Negotiations between the UK and European Union (EU) have reached the next phase, after Prime Minister Theresa May agreed to no hard border in Northern Ireland, rights to EU citizens living in the UK, and a divorce bill which is ‘fair to the British taxpayer’.
Image: Theresa May at a European Council meeting in March; Credit: Number 10@Flickr
‘Today’s result is of course a compromise,’ said Jean-Claude Juncker, President of the European Commission, who has previously spoke of his frustration of the growing length and slow pace of his talks with the UK government.
This ‘breakthrough’ in discussions gives way for May to start negotiating a new free trade deal with the EU once the UK ceases to be a member in March 2019. To get here ‘required give and take from both sides,’ she said.
As an indispensable underpinning sector to the UK manufacturing base and a key contributor to the UK economy, the chemical industry will play an important role in the negotiation of a trade deal. As quoted by the Chemical Industries Association, the EU accounts for 60% of UK chemical exports and 75% of chemical imports.
In the next round of talks, the chemical industry asks for three key priorities to be met:
- Tariff free-trade between the UK and EU-27
- Regulatory consistency, maintaining REACH registration
- Access to skilled workers

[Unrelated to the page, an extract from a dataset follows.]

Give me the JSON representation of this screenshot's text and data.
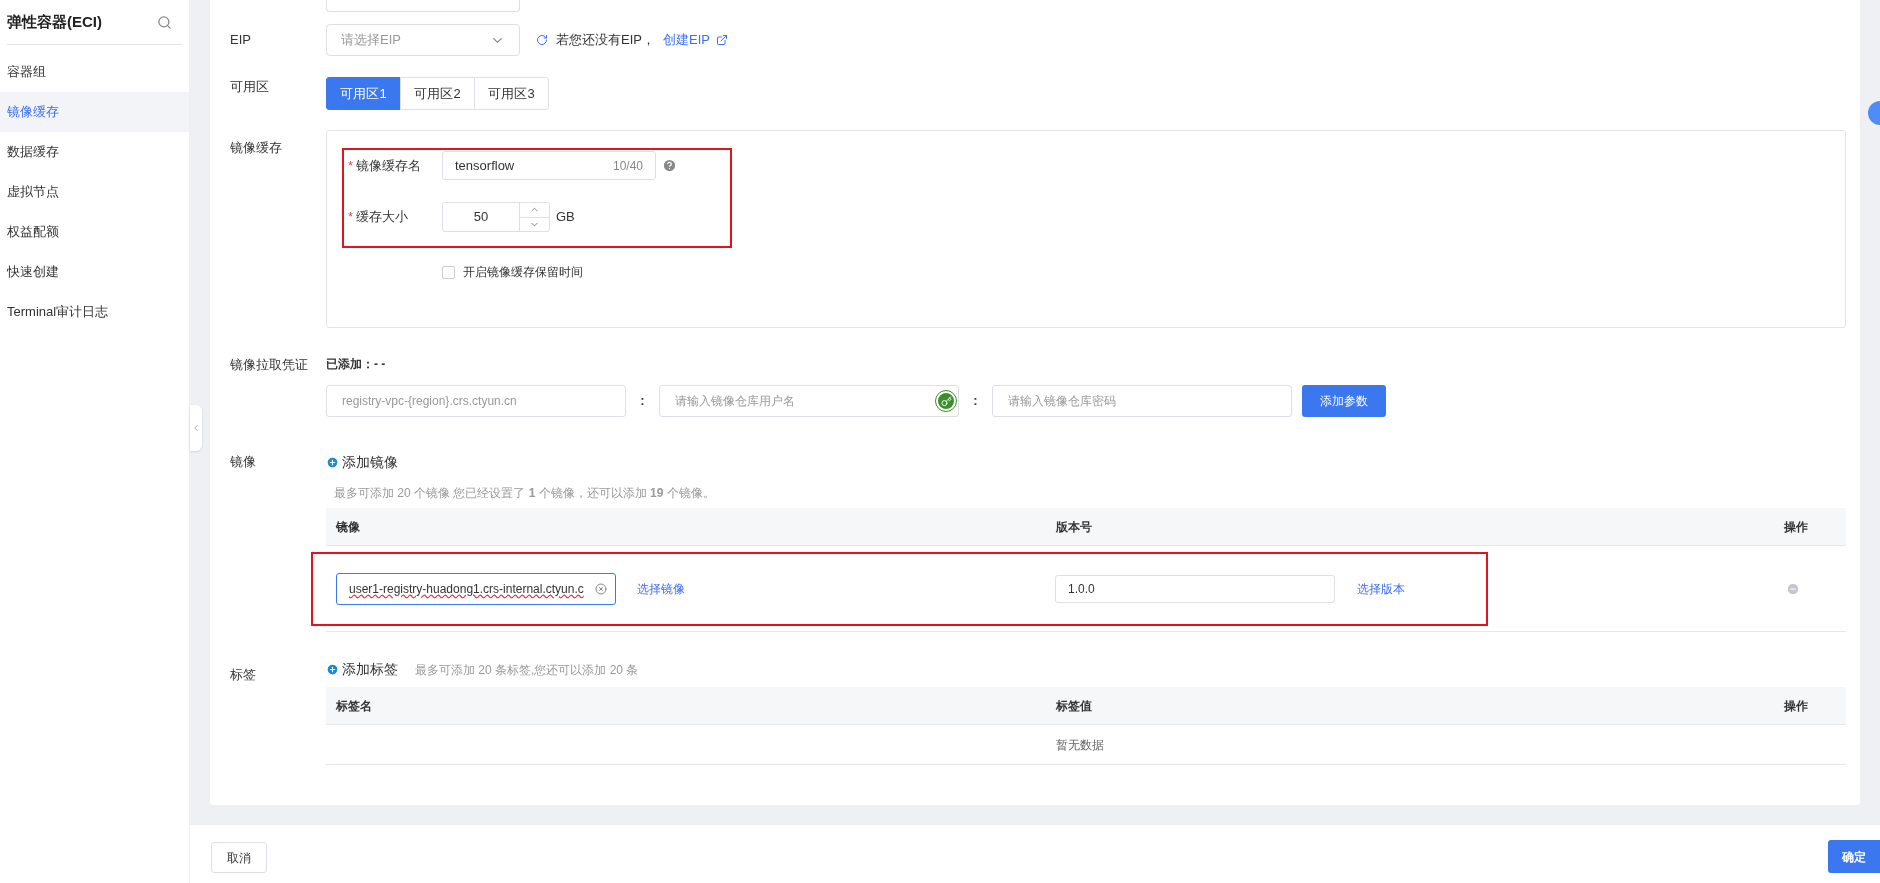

At SCI, we believe these priorities are essential for future economic growth and success of the UK chemicals sector. They will become particularly important during the transition period as businesses prepare for an as-yet uncharted trade environment.
By Georgina Hines